Even though the Schipper family of Northridge is a young family, they are planning for retirement. Sandy and her husband have been socking away some of their income in a traditional IRA. But now they want to put their money into a Roth IRA.

"It sounds good because you don't get taxed on it," said Sandy Schipper.

Certified financial planner Brian Gilder says Roth IRAs are very tempting because at retirement you can draw money from your Roth tax-free. However, to have a Roth, your adjusted gross income has to be a $100,000 or less.
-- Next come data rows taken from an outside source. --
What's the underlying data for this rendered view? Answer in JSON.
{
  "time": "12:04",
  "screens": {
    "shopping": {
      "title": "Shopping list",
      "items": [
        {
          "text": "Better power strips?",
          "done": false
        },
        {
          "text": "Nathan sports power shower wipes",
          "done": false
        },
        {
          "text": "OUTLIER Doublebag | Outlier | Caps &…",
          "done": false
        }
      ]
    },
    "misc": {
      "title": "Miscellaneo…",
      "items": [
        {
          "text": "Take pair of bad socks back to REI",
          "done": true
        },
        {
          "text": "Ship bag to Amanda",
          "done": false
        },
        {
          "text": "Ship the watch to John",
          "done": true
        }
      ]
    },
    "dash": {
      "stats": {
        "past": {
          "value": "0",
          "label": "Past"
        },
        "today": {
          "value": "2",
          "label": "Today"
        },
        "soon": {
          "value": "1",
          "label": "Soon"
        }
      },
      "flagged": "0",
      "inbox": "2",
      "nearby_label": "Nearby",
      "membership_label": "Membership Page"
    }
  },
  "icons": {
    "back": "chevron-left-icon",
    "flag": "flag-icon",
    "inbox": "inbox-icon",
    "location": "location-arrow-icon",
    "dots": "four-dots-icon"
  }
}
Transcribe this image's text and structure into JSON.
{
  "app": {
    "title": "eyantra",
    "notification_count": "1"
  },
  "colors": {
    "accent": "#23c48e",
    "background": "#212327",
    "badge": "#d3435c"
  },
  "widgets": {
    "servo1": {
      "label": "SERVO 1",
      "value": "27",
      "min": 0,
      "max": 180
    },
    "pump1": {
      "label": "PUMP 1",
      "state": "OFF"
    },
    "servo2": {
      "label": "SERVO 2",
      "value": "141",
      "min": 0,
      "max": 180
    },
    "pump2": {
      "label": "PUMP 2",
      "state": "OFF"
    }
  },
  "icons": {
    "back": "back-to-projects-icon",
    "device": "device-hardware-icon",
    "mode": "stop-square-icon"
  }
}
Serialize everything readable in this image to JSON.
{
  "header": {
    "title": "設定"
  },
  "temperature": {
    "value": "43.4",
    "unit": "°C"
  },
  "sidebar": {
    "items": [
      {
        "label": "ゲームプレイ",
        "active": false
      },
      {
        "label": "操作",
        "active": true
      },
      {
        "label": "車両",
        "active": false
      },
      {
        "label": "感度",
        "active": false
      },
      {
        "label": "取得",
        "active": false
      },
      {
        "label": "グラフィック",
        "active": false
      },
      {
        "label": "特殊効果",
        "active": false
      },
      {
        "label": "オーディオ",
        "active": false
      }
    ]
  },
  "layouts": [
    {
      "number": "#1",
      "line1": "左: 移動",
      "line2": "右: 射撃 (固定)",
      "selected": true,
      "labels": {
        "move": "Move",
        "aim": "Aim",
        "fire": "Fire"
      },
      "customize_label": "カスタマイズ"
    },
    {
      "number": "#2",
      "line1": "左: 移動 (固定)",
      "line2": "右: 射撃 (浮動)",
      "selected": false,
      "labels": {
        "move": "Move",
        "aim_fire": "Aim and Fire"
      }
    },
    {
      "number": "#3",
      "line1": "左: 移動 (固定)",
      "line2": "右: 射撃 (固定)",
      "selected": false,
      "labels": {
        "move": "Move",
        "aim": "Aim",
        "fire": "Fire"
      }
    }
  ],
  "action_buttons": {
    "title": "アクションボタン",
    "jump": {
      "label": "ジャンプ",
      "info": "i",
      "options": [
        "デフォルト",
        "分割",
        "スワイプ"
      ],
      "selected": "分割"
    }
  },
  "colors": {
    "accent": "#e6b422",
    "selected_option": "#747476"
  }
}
But January 1, that will change.

"January 1, 2010, the government says, 'We need the money, you can convert,'" said Gilder. "So you can convert, regardless of your adjusted gross income."

But just like anything involving the government and taxes, there is no "free lunch."

"The problem is that many people do not realize: You have to pay income taxes. That could push your federal and state income taxes into a higher tax bracket," said Gilder.

"The thought of having to come up with more money on the money that's already mine is really what I don't get. You know, it's my money, why should I have to pay to move it?" said Schipper.

You see, once you take money out of your traditional IRA, the Internal Revenue Service considers it income and so you must pay taxes on it now.

Also, the switch can cause you to lose some of your personal and itemized deductions, triggering additional taxes. Your tax credits could be reduced or lost altogether. Eligibility for college financial aid could be taken away. You might wind up paying that dreaded alternative-minimum tax.

"You have to ask yourself the question: 'How am I going to be able to pay these taxes?'" said Gilder.

"It's all confusing to me," said Schipper.

So here are a couple of reasons a Roth conversion makes sense: If you are in a low tax bracket; if you had a bad business year; if you want to increase your family's inheritance.

And the IRS does say you can spread the taxes over a two-year period.

"It really mostly depends on how much I have to pay on it," said Schipper. "Where I'm going to come up with the money," said Schipper.

If you have plenty of time before you retire, it makes more sense because you have time to make up for the lost tax money.

Just remember, you don't have to make a decision on this right away, so talk to your accountant first.